→ **Extracted entries**

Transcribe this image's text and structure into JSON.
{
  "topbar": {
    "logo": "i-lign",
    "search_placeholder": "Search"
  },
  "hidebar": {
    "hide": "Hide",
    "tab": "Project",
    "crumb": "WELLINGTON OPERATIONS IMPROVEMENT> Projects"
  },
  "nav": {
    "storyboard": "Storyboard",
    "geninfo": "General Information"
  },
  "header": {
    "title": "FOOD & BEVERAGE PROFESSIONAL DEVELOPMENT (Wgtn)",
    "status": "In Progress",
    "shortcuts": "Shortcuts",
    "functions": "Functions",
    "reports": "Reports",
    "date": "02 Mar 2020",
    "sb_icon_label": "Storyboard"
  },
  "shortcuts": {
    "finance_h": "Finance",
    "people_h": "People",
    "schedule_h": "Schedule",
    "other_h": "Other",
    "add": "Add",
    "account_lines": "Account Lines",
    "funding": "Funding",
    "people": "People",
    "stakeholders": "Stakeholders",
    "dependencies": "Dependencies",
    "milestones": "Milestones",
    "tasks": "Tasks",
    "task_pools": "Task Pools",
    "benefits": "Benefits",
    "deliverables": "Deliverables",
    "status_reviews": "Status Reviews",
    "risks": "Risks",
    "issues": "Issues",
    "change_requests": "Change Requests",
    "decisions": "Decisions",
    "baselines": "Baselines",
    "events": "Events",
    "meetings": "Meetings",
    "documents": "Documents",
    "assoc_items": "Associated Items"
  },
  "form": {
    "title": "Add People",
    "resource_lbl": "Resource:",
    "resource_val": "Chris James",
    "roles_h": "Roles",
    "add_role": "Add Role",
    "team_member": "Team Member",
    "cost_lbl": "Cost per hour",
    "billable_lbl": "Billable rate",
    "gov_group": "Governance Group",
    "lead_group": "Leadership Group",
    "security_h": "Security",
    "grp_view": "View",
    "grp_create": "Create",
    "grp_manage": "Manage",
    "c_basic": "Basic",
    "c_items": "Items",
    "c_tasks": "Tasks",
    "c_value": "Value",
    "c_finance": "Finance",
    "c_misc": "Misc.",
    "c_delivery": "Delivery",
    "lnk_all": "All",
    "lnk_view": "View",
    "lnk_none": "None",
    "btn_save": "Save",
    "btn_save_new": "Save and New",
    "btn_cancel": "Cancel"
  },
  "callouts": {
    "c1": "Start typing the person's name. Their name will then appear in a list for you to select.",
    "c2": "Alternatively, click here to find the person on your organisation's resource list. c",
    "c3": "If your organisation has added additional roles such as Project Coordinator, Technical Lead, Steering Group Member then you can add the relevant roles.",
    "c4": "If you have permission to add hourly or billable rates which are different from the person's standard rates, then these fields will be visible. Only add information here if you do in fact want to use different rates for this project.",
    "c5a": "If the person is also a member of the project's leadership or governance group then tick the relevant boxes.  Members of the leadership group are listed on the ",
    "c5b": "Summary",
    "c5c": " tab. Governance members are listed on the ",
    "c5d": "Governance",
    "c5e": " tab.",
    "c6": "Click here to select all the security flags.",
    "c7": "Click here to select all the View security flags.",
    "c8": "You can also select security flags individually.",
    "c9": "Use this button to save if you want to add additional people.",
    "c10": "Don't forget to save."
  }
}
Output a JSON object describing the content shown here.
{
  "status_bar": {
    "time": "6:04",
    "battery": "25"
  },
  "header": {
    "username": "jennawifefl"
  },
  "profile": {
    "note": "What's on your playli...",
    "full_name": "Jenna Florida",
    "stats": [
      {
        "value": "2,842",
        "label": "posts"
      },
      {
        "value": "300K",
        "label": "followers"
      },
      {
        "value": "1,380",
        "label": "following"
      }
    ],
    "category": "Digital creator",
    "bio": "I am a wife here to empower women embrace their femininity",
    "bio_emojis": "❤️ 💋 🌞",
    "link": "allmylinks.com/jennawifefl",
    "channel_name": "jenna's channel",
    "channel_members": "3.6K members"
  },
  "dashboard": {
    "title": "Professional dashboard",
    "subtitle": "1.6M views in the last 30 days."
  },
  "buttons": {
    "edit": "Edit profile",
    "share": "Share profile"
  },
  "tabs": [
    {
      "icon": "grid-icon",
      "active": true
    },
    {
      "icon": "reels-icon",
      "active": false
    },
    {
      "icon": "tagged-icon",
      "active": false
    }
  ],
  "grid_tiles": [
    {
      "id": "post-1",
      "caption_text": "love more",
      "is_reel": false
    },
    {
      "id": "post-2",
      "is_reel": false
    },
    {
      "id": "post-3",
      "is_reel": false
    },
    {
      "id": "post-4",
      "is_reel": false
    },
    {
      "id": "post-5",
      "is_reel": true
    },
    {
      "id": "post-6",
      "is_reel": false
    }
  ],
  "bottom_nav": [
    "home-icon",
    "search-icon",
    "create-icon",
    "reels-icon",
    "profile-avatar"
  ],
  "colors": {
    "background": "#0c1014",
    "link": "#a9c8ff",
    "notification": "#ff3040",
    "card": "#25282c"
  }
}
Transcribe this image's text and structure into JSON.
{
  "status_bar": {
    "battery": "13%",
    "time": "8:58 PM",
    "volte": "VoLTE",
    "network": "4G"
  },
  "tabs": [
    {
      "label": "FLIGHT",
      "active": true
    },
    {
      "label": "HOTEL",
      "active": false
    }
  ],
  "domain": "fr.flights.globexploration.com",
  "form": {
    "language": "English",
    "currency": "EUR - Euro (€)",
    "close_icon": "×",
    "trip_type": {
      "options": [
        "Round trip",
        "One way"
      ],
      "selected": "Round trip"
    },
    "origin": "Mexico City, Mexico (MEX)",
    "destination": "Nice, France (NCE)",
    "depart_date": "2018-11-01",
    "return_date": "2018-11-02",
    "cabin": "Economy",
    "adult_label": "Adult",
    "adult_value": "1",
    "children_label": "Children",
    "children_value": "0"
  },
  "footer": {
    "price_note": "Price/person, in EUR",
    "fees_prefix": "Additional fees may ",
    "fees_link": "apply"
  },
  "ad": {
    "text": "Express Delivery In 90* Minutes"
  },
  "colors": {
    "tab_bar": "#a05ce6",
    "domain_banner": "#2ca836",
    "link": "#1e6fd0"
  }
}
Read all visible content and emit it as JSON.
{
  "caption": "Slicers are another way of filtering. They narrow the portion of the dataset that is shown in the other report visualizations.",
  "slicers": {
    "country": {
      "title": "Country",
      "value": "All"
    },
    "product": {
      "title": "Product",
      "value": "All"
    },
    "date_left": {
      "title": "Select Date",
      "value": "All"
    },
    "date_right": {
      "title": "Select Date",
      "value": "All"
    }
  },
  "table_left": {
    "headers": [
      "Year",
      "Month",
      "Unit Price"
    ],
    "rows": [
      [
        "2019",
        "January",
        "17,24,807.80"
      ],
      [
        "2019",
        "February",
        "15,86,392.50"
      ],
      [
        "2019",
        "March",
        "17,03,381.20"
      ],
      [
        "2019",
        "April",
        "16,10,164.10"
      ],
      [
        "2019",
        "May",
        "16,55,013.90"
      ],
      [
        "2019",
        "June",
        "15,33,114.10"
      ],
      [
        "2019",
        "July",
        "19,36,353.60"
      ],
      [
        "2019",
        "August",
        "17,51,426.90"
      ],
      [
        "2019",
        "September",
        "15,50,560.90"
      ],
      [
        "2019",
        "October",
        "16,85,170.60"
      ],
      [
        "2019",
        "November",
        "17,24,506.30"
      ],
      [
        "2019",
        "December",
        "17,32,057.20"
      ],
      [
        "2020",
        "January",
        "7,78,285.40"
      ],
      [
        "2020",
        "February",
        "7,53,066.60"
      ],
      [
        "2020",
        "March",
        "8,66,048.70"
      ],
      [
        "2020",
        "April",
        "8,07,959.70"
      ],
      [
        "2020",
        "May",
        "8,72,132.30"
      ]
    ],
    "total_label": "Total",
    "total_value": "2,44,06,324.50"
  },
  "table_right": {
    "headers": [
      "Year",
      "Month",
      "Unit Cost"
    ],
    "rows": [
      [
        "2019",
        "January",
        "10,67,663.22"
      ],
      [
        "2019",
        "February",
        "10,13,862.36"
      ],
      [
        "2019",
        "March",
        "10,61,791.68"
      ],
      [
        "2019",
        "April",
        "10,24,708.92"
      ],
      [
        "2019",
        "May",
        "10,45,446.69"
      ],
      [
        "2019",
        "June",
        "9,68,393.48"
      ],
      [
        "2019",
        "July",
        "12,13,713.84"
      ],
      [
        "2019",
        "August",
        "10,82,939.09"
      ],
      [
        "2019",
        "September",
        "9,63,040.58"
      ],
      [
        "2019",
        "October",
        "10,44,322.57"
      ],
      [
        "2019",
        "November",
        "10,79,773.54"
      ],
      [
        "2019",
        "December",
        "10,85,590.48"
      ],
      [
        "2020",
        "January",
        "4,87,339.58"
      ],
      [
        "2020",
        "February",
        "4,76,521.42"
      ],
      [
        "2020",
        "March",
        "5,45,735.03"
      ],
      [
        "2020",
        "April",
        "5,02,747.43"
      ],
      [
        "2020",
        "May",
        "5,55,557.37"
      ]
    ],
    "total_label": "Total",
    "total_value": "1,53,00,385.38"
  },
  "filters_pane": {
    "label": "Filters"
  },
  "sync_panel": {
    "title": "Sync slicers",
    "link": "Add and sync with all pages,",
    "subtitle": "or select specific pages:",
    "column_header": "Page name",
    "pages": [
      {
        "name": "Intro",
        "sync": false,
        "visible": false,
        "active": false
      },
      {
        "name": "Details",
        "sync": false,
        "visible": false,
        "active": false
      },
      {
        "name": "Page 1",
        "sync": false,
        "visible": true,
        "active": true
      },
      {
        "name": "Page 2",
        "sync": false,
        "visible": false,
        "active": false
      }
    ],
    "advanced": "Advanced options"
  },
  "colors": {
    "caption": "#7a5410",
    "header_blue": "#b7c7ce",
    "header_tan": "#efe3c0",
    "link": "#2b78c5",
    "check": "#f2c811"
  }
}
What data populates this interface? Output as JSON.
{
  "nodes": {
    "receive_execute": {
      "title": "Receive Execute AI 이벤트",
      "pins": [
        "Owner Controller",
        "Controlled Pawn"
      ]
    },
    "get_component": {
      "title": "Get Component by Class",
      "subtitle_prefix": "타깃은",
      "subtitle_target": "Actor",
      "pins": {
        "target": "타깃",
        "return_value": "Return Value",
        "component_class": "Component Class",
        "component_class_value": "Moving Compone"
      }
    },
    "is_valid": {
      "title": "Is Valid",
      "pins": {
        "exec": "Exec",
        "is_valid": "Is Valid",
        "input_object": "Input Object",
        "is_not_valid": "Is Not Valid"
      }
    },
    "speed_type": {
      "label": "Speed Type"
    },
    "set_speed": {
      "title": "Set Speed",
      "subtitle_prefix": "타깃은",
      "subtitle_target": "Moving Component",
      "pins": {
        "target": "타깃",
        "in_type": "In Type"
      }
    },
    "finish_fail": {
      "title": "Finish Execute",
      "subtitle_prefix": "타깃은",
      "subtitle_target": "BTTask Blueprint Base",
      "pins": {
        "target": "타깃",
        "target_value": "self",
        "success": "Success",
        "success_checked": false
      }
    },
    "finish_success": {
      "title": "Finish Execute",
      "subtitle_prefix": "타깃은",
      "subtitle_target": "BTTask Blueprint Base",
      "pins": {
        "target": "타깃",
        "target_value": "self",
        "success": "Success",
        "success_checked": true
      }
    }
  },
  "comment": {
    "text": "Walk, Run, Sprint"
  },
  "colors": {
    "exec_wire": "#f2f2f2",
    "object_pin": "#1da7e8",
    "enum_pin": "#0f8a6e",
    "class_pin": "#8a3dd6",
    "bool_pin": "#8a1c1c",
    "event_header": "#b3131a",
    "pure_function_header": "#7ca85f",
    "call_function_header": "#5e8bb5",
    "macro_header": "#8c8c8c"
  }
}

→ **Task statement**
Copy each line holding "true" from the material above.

→ **Solution for this problem**
      "active": true
      "is_reel": true
      "active": true
        "visible": true,
        "active": true
        "success_checked": true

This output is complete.